Based on the 18th century novel by Denis Diderot, The Nun (aka La Religieuse) follows Suzanne, a young woman struggling to cope with a life dedicated to religion. Diderot’s tale is acknowledged as a world classic, and has been adapted before on both stage and screen. This is director Guillaume Nicloux’s adaptation, and with its setting in 18th century France it remains true to the original book.
At the beginning of the film, sixteen-year-old Suzanne is a bright and happy child with a passion for music and a deep love for God. Taking advantage of her faith, Suzanne’s parents coerce her into becoming a nun to spare themselves the expense of marrying her off and also to hide her mother’s shameful secret – Suzanne is the illegitimate result of a previous affair. Realizing there is no longer a place for her among her family Suzanne agrees to join the convent, but quickly grows unhappy in her cloistered existence. Her distaste for clerical life irks her religious sisters, and her experiences in the convent quickly turn from miserable to life-threatening.
With such revered source material, a human rights element and an openly passionate director, The Nun should arguably have all the makings of a classic. Unfortunately, the film falls short of this. The movie’s depressing storyline drags, making the runtime of just less than two hours seem infinitely longer. The dark tone is unrelenting: brief moments of happiness or hope are greeted cautiously by Suzanne, and then suddenly ruined. Ultimately this means that even the film’s climactic scenes are a disappointment.

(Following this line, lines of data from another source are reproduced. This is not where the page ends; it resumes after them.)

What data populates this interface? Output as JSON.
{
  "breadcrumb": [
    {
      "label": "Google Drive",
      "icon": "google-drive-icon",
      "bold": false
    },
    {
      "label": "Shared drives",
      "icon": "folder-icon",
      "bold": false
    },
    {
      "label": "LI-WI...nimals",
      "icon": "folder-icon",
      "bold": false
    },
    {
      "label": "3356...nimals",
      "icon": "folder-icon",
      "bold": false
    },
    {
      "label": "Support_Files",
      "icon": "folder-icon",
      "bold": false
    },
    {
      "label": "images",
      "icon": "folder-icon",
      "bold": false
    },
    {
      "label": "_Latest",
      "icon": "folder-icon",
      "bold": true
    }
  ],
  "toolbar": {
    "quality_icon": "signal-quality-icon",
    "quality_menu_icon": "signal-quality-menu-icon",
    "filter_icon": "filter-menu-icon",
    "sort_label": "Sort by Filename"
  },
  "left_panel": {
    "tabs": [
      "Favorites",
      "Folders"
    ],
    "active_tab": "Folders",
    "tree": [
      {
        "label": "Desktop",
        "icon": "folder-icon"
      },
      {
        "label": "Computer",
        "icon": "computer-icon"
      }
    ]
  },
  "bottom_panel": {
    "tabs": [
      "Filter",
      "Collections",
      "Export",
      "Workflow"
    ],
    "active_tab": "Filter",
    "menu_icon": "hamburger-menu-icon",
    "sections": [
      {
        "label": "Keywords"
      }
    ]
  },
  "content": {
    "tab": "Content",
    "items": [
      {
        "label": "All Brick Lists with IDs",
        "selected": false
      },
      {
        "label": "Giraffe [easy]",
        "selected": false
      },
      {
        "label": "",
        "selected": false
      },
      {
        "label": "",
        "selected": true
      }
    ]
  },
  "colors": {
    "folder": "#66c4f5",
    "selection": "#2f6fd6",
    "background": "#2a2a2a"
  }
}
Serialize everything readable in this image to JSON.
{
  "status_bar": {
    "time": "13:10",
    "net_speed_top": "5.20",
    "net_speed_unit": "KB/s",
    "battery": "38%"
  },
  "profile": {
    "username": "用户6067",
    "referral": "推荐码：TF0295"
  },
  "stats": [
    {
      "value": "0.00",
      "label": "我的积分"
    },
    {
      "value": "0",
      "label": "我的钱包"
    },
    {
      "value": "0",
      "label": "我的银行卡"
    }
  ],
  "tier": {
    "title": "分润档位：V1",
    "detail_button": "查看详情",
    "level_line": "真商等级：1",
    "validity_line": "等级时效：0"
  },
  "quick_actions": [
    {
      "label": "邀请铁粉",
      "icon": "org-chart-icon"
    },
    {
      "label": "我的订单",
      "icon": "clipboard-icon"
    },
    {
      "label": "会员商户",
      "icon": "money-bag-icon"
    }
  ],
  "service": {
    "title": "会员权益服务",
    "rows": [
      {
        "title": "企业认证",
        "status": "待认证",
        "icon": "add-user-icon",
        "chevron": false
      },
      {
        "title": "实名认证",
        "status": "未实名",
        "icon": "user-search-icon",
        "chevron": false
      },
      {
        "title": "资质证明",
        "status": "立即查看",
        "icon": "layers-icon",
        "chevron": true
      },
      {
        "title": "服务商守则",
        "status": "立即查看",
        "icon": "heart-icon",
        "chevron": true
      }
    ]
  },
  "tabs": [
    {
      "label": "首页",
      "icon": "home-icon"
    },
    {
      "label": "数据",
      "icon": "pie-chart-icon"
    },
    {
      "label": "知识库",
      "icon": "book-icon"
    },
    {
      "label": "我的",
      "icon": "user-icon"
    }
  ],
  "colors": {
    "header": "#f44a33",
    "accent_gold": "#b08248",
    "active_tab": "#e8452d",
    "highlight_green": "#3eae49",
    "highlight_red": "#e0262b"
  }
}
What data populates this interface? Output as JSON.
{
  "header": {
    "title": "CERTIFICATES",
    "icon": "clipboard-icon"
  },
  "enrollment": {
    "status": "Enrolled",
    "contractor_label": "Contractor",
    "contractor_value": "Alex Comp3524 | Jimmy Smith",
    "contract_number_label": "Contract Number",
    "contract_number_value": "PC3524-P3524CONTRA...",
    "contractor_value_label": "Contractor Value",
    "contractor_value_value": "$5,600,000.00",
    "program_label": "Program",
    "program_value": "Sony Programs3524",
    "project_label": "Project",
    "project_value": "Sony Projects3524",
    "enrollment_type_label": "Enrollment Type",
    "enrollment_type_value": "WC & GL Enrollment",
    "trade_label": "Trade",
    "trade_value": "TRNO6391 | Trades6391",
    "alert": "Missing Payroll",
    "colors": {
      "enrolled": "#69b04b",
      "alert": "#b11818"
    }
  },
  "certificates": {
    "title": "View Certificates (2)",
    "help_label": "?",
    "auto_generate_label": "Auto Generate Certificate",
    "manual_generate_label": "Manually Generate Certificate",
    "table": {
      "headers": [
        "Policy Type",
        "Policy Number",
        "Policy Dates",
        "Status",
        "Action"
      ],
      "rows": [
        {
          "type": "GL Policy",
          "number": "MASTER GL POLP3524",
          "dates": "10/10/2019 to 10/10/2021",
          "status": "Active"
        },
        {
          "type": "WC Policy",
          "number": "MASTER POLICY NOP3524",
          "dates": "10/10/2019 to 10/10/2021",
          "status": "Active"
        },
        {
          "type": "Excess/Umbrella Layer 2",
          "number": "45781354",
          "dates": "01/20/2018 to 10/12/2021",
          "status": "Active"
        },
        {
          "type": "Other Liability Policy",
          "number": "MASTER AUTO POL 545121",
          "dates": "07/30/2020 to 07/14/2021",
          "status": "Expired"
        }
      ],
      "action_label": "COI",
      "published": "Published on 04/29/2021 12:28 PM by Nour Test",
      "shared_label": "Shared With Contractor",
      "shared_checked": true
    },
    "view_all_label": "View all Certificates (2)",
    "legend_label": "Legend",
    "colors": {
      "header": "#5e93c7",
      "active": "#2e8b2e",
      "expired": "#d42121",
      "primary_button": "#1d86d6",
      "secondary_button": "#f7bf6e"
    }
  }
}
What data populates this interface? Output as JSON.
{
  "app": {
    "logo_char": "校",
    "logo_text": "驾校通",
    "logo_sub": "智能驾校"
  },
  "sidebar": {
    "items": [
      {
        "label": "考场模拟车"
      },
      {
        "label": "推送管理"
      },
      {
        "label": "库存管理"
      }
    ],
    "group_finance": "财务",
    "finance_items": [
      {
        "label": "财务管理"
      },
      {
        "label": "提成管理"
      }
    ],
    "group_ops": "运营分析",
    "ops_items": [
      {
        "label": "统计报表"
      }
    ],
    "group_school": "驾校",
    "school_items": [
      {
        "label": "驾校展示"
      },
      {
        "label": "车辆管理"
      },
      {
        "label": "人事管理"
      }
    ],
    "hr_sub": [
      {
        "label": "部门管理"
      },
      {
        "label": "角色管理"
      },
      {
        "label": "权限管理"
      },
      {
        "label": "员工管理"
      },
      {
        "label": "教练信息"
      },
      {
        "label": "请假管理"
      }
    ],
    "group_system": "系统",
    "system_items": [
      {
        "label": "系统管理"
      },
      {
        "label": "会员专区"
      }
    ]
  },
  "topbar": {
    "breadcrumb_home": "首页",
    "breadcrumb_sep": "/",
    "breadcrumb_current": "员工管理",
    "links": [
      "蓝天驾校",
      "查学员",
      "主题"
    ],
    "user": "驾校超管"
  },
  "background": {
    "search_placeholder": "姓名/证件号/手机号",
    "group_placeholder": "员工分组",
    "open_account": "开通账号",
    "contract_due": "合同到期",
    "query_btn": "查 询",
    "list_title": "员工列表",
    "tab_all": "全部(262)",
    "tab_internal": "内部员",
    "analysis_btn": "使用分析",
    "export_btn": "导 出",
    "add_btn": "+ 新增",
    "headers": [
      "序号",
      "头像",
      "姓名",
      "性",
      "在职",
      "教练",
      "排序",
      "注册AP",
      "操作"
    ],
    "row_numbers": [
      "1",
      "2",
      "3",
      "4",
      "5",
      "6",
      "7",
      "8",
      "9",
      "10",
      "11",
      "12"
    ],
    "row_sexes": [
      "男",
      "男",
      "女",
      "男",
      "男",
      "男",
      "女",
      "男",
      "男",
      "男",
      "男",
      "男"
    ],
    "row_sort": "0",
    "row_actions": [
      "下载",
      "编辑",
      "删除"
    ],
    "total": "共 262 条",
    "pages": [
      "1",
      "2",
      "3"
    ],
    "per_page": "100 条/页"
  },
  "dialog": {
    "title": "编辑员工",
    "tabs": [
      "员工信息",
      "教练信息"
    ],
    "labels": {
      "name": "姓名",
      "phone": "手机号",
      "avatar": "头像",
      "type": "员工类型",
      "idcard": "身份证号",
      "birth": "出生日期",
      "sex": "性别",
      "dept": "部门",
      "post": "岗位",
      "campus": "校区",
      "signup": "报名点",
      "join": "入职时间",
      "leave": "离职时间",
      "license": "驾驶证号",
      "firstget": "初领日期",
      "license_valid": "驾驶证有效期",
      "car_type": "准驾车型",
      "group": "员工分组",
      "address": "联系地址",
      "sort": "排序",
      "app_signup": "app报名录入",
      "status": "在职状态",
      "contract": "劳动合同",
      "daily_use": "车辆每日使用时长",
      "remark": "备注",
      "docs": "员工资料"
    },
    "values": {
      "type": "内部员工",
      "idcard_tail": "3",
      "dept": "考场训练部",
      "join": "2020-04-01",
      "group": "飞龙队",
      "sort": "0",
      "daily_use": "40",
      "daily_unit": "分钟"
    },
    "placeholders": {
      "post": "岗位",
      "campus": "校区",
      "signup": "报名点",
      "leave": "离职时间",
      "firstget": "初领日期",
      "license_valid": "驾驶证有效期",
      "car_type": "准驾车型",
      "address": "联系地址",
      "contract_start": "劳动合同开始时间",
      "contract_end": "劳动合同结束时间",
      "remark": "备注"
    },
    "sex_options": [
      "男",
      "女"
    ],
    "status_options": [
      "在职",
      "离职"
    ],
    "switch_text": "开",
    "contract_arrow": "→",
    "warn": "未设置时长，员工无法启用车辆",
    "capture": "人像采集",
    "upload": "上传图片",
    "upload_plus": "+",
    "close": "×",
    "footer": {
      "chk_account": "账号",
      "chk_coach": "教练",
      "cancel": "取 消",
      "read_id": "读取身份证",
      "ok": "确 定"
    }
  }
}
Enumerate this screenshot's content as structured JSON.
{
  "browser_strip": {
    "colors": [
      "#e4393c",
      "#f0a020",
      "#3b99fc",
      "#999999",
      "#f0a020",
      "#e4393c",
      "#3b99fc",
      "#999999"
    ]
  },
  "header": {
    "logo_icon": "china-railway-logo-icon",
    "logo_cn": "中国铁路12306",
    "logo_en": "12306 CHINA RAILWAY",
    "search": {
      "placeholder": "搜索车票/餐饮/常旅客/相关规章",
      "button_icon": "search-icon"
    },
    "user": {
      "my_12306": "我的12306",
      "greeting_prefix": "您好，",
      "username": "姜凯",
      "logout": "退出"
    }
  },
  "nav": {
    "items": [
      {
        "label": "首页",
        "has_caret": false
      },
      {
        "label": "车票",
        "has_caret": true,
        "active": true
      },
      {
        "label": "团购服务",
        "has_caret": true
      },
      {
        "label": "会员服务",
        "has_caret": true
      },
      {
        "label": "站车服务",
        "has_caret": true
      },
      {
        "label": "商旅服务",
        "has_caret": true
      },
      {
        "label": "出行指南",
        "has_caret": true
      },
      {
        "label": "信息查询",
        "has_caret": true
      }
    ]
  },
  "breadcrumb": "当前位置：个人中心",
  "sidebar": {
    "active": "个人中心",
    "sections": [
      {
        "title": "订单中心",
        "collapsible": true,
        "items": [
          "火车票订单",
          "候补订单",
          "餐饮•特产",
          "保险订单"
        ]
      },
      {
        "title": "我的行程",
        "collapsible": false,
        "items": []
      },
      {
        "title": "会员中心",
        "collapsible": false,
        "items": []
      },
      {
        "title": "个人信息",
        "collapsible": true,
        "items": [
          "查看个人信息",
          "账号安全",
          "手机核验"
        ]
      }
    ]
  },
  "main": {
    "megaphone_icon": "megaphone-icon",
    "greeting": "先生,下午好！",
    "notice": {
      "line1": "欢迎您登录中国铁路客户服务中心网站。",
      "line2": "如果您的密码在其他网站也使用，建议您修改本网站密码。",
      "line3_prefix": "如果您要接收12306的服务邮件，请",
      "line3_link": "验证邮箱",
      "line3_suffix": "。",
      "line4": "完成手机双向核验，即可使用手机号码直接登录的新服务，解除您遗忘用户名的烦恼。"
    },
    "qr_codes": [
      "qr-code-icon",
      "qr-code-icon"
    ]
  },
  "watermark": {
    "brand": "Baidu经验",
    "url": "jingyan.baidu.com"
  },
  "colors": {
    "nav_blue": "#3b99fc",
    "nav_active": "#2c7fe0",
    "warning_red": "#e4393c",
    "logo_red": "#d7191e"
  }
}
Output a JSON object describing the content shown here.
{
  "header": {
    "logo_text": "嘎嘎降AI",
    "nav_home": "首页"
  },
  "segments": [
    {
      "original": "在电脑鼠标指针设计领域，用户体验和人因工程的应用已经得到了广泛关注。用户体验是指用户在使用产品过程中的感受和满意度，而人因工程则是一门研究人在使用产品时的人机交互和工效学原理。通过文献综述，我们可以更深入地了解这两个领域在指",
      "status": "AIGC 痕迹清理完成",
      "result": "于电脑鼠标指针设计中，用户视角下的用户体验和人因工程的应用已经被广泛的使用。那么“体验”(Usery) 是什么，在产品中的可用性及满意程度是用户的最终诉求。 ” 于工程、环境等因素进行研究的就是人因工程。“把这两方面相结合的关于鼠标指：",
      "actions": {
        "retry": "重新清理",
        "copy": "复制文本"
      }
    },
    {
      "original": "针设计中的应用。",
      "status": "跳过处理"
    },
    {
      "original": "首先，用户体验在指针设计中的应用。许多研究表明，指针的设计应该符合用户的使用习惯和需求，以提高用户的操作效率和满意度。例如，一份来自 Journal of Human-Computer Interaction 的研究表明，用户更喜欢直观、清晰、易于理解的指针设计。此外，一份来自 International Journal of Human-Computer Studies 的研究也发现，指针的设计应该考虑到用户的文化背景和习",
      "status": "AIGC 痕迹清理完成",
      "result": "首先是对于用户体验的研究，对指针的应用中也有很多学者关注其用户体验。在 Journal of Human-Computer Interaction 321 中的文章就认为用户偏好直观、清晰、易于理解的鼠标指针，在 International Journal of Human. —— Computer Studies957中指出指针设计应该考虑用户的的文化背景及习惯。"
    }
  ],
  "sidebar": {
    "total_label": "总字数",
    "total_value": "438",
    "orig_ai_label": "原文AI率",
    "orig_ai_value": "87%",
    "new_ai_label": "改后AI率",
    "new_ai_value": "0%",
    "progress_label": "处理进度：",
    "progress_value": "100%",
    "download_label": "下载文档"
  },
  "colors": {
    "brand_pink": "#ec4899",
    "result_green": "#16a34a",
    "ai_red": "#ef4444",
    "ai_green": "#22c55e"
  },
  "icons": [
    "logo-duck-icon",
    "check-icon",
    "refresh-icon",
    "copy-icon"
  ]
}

Having said all this, The Nun is not entirely devoid of promise. The film is aesthetically beautiful thanks to the cinematography of Yves Cape, who captures the tone of each scene perfectly, with flickering candlelight for moments of secrecy and empty, cold wide-shots to imply loneliness. Meanwhile, Pauline Etienne gives a wonderful performance as Suzanne, admirably portraying the growing spirit of a headstrong young girl who strives for freedom.
Fans of French cinema may enjoy The Nun for Etienne’s performance alone, but many others will find themselves gloomy and dazed by the closing credits.
The Nun is released nationwide in November 2013.
Watch the trailer for The Nun here: